*Work to complete:* Copy each line of the entries below that contains the string "данных".
Records for the exercise START
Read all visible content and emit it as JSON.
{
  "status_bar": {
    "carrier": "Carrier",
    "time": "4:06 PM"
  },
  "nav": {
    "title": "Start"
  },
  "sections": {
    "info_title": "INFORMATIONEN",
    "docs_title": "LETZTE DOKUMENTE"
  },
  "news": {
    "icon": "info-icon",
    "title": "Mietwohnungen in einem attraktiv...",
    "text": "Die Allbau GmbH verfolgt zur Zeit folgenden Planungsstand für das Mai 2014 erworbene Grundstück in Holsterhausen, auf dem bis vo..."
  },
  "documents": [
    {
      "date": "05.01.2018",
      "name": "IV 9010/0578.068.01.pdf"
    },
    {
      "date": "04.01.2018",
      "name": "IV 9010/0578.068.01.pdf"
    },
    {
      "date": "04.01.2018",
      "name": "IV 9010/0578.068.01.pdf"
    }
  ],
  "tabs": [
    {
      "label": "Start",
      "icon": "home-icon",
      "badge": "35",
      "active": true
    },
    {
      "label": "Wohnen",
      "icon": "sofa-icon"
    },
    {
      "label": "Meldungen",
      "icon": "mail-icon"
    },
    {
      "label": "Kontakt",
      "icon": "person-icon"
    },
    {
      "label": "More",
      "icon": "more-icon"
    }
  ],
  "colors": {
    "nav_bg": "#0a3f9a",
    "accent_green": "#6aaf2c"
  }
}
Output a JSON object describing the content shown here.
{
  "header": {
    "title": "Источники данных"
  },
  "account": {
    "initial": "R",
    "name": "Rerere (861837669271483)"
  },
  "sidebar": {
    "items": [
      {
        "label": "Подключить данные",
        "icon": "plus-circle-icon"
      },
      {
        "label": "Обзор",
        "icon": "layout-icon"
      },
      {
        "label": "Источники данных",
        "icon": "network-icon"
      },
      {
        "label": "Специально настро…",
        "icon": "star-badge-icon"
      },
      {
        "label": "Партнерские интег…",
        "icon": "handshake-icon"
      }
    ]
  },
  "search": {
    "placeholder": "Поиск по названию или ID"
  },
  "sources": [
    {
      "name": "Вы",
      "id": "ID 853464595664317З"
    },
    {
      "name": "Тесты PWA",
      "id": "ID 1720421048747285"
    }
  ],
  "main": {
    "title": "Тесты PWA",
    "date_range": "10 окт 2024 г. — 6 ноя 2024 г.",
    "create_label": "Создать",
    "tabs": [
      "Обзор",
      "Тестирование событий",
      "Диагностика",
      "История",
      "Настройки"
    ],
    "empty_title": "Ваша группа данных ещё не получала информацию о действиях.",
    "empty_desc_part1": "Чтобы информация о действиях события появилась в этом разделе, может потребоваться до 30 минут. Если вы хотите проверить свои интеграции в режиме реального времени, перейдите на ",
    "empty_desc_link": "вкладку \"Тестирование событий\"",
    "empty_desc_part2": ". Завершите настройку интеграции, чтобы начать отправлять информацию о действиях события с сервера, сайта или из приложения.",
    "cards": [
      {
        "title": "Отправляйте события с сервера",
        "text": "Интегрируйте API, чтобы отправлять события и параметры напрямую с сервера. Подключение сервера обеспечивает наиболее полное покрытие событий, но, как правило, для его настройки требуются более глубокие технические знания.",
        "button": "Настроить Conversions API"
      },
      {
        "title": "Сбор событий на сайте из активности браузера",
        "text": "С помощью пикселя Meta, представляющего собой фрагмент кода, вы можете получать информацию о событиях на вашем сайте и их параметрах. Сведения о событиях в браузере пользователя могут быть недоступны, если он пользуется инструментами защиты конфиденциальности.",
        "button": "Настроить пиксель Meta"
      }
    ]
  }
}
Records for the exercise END
*Final answer:*
    "title": "Источники данных"
        "label": "Источники данных",
    "empty_title": "Ваша группа данных ещё не получала информацию о действиях.",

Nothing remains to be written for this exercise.